“That was perhaps our most exciting finding: that exosomes from healthy cells can indeed rescue neurodevelopmental deficiencies in cells with Rett syndrome,” Cline said. “We see this as very promising because of the many neurodevelopmental disorders in need of a treatment. These are disorders for which we already have a deep understanding of the underlying gene deficiencies but are still lacking a therapy to address the disease itself.”
Sharma says the study relied on human neurons derived from induced pluripotent stem cells (iPSCs) from Rett patients. For this aspect of the experiment, the team drew on the expertise of Alysson Muotri, PhD, a neuroscience and stem cell specialist at University of California, San Diego. To obtain the rich and quantifiable proteomic data needed to characterize the exosomes, the team collaborated with several others from Scripps Research, including mass spectrometry pioneer John Yates III, PhD, and scientist Daniel McClatchy, PhD, in the Yates lab.

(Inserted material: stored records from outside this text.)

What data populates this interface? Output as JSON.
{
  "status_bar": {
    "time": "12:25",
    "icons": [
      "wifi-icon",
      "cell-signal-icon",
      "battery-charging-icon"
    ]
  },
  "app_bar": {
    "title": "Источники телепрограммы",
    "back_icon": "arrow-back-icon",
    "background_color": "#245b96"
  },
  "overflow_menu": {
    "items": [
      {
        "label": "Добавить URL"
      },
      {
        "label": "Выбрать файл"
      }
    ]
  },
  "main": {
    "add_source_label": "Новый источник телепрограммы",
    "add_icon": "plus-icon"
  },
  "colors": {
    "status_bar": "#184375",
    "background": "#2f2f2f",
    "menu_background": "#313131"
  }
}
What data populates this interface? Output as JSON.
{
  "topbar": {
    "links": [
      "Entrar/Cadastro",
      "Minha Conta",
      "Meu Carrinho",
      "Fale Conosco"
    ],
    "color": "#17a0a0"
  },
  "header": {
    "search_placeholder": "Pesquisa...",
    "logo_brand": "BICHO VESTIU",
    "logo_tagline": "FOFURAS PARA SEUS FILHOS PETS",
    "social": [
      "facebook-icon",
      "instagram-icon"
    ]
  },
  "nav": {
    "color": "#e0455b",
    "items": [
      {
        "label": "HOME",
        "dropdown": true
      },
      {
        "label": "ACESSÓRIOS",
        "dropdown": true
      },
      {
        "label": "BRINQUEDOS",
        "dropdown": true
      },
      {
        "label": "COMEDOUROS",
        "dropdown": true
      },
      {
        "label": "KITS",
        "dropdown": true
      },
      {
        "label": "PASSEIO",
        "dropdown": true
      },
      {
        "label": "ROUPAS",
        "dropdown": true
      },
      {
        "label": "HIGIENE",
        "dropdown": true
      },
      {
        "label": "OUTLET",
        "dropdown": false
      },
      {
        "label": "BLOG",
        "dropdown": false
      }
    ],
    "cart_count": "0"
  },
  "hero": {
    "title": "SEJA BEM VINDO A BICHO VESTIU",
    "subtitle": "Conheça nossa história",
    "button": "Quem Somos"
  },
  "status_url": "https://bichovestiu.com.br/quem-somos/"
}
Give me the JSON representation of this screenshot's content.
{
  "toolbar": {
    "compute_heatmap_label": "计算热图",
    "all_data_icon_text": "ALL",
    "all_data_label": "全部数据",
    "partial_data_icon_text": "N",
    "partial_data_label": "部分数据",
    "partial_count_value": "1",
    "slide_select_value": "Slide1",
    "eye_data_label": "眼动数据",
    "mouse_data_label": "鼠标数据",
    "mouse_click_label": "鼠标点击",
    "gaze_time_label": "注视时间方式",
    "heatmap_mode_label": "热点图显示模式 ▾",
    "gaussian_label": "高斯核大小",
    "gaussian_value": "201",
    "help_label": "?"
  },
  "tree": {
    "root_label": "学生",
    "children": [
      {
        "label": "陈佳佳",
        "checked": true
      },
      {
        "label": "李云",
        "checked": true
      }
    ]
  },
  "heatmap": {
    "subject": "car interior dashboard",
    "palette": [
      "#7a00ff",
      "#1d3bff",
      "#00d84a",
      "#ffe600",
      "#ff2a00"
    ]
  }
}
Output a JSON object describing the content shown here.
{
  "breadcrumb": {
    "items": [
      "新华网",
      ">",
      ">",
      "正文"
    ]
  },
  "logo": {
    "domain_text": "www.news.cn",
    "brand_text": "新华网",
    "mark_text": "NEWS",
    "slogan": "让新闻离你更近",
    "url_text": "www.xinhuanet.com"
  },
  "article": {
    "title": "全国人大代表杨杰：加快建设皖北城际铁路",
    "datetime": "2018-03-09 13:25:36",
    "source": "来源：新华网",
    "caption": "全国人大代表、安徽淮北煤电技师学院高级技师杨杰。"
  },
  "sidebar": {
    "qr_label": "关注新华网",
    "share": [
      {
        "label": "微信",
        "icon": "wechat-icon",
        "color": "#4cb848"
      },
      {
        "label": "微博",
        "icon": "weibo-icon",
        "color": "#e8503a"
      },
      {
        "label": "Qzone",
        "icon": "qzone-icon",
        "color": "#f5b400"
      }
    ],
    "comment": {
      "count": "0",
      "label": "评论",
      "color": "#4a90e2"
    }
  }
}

“The brain is a very complicated organ, and neurons are more complex than normal cells,” Sharma says. “We didn’t want to get lost in the complexity, so we decided on a reductionist approach to test what these vesicles are capable of and what they contain.”
They also injected healthy exosomes into a mouse hippocampus—a brain region involved in learning and memory—and observed increased neuron proliferation. This in vivo facet of the study proved that the exosome bioactivity seen in cell cultures carried over to an animal model.
Armed with their remarkable findings, Cline and her team now intend to dig deeper into their results and explore a slew of new questions related to exosome bioactivity and potential clinical applications: Could exosomes be measured in a blood test to detect disease or treatment efficacy? Do these findings also apply to autism spectrum disorders (ASDs) and other neurodevelopmental diseases, such as Fragile X? Could exosome-based therapies one day help patients with brain disorders?
“This research has huge relevance for many diseases related to brain development,” Cline says. “It’s very interesting biology that has a lot of scientists excited about the possibilities.”
Authors of the study, “Exosomes regulate neurogenesis and circuit assembly,” include Pranav Sharma, Pinar Mesci, Cassiano Carromeu, Daniel McClatchy, Lucio Schiapparelli, John R. Yates III, Alysson R. Muotri and Hollis T. Cline.
This work was supported by National Institutes of Health, Simons Foundation Autism Research Initiative, Brain & Behavior Research Foundation, International Rett Syndrome Foundation, Hahn Family Foundation, California Institute of Regenerative Medicine and the Helen Dorris Foundation.